…First published on The Policy Think Site (www.jaygaskill.com) & The Dot 2 Dot Blog http://www.jaygaskill.com/dot2dot/.
As always, forwards, links and quotes with attribution are welcome. For everything else, please contact the author via email at email@example.com.
[i] The “naturalistic” thread in modern fiction has predisposed us to expect dysfunction and cynicism
and to suspect healthy models.
Think of it. We’re living in a culture that has almost given up on virtue except the “oppressed” version.
Does anyone stop to think – Is the culture itself dysfunctional?
[ii] “The dimension of personal qualities promises in 2012 to be highly interesting. It stands out, in the first place, because of the things that seem to be off the table. One of them is consideration of the candidates’ military records, which has been an issue in every contest dating back at least to 1988, whether it was a matter of the candidates’ heroism or valor (George H. W. Bush, Bob Dole, John Kerry, and John McCain) or whether questions were raised about service itself or special treatment (Bill Clinton and George W. Bush). Neither Mitt Romney nor President Obama served in the military, and we will likely hear nothing about this issue. Also off the table are matters relating to candidates’ personal turmoil, substance abuse, or infidelity. Search the nation, nay the universe, and you will not find two more scrupulous and exemplary family men than Mitt Romney and Barack Obama. If there is any issue to be raised on this account, it will likely focus on their treatment of the family dog. As for substances—Obama’s youthful experimentation aside—Mitt Romney does not drink even beer, and President Obama during his famous beer summit looked like he didn’t know how to.” http://www.weeklystandard.com/articles/businessman-vs-professor_640523.html
[iii] The author is not a Mormon, but had the pleasure of growing up in “Mormon Country” with some exemplary representatives of that faith, a number of whom went on to Harvard Law.
[iv] “The Roosevelts, Bushes, and Kennedys never knew what it was like to be one paycheck away from utter privation,
but they were abundantly damaged by pain and bereavement and reminders that life is unfair.
John Kennedy and the elder George Bush were chauffeured to private school in the depths of the Depression,
but they also belonged to a war generation, joined the armed forces as soon as was possible, nearly drowned when their vehicles were sunk or shot down by the enemy,
and saw friends, comrades, and relatives die. Franklin Roosevelt had polio, a famously terrible marriage, and long separations from the woman he loved.
Theodore Roosevelt struggled with asthma, and at age 25 had been so shattered by the sudden and simultaneous deaths of his wife and his mother (the latter at 48 still a stunning young woman) that he fled to the West to hold on to his sanity.

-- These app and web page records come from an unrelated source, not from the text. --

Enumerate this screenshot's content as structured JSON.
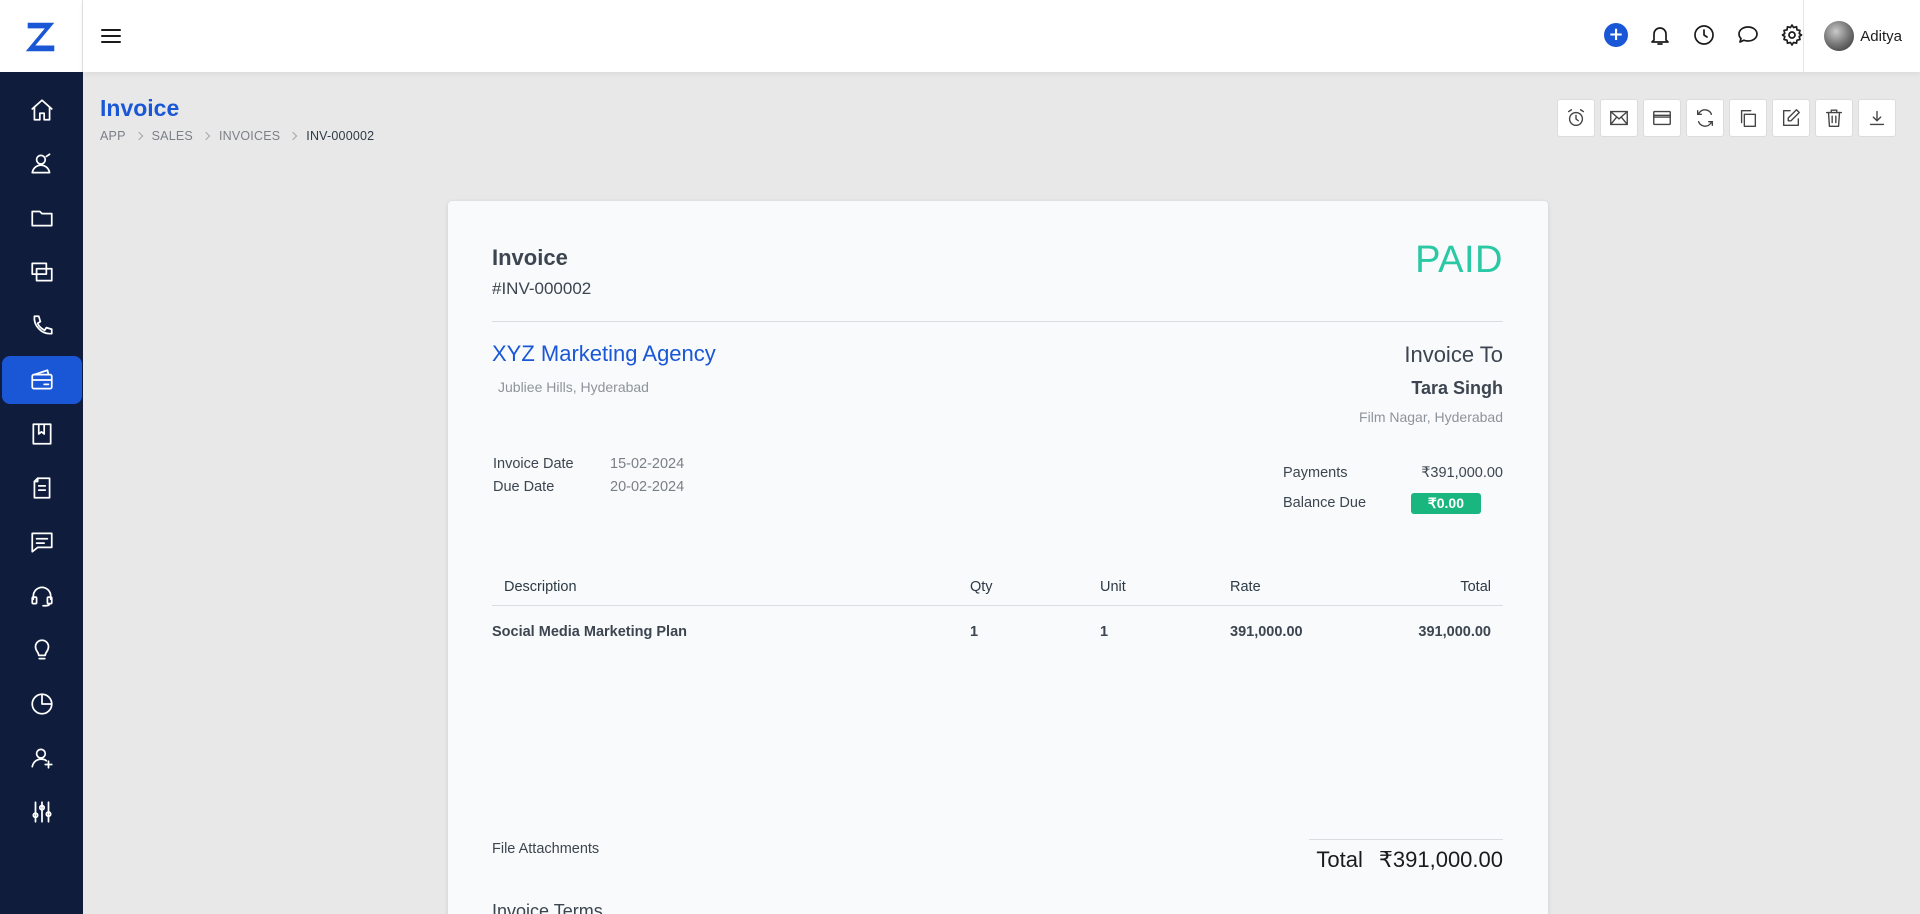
{
  "app": {
    "user_name": "Aditya"
  },
  "sidebar": {
    "items": [
      {
        "icon": "home-icon",
        "active": false
      },
      {
        "icon": "contacts-icon",
        "active": false
      },
      {
        "icon": "folder-icon",
        "active": false
      },
      {
        "icon": "layers-icon",
        "active": false
      },
      {
        "icon": "phone-icon",
        "active": false
      },
      {
        "icon": "wallet-icon",
        "active": true
      },
      {
        "icon": "book-icon",
        "active": false
      },
      {
        "icon": "documents-icon",
        "active": false
      },
      {
        "icon": "chat-icon",
        "active": false
      },
      {
        "icon": "headset-icon",
        "active": false
      },
      {
        "icon": "lightbulb-icon",
        "active": false
      },
      {
        "icon": "pie-chart-icon",
        "active": false
      },
      {
        "icon": "user-add-icon",
        "active": false
      },
      {
        "icon": "sliders-icon",
        "active": false
      }
    ]
  },
  "header": {
    "title": "Invoice",
    "breadcrumb": [
      "APP",
      "SALES",
      "INVOICES",
      "INV-000002"
    ]
  },
  "toolbar": {
    "actions": [
      "reminder-icon",
      "email-icon",
      "card-icon",
      "refresh-icon",
      "copy-icon",
      "edit-icon",
      "delete-icon",
      "download-icon"
    ]
  },
  "invoice": {
    "label": "Invoice",
    "number": "#INV-000002",
    "status": "PAID",
    "company": {
      "name": "XYZ Marketing Agency",
      "address": "Jubliee Hills, Hyderabad"
    },
    "invoice_to": {
      "label": "Invoice To",
      "name": "Tara Singh",
      "address": "Film Nagar, Hyderabad"
    },
    "dates": {
      "invoice_date_label": "Invoice Date",
      "invoice_date": "15-02-2024",
      "due_date_label": "Due Date",
      "due_date": "20-02-2024"
    },
    "payments": {
      "payments_label": "Payments",
      "payments_value": "₹391,000.00",
      "balance_label": "Balance Due",
      "balance_value": "₹0.00"
    },
    "table": {
      "headers": {
        "description": "Description",
        "qty": "Qty",
        "unit": "Unit",
        "rate": "Rate",
        "total": "Total"
      },
      "rows": [
        {
          "description": "Social Media Marketing Plan",
          "qty": "1",
          "unit": "1",
          "rate": "391,000.00",
          "total": "391,000.00"
        }
      ]
    },
    "attachments_label": "File Attachments",
    "total_label": "Total",
    "total_value": "₹391,000.00",
    "terms_label": "Invoice Terms"
  },
  "colors": {
    "sidebar": "#0f1c3c",
    "accent": "#1a57d6",
    "paid": "#2ac8a5",
    "balance_badge": "#19b77f"
  }
}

Franklin Roosevelt, John Kennedy, and the elder George Bush buried very young children; and Kennedy was part of his family’s struggle to raise his retarded sister as normal, a struggle it finally lost.
George W. Bush was a failure until he was 40, and almost became one of a long line of dynastic children, starting with the sons of John and John Quincy Adams, who were destroyed by depression and alcohol. John Kennedy had gone through such stress in his earlier years—repeated hospital stays, back pain, and adrenal gland failure; war, PT-109, and the deaths of his brother, sister, and brother-in-law—that he was a basket case by the time he reached 30, and took several years to regain his élan.”
From Authentically Yours in the May 7 Weekly Standard, by Noemie Emery, columnist for the Washington Examiner http://www.weeklystandard.com/articles/authentically-yours_642176.html?nopager=1
[v] The hollowing-out of American manufacturing, the outsourcing of those jobs,
the crippling sovereign debt, the risk of destabilizing inflation and the chronic, structurally-embedded underemployment,
the pending European economic collapse with its concomitant ripple effects on a fragile US economy,
the out-of-control entitlement growth, the risk of a nuclearized Middle East are just some of the no-win (damned if you fixit – because of the pain, and double-damned if you don’t fix it) challenges facing POTUS 2013…
If you haven’t been following all of this, you are sleeping better than you should.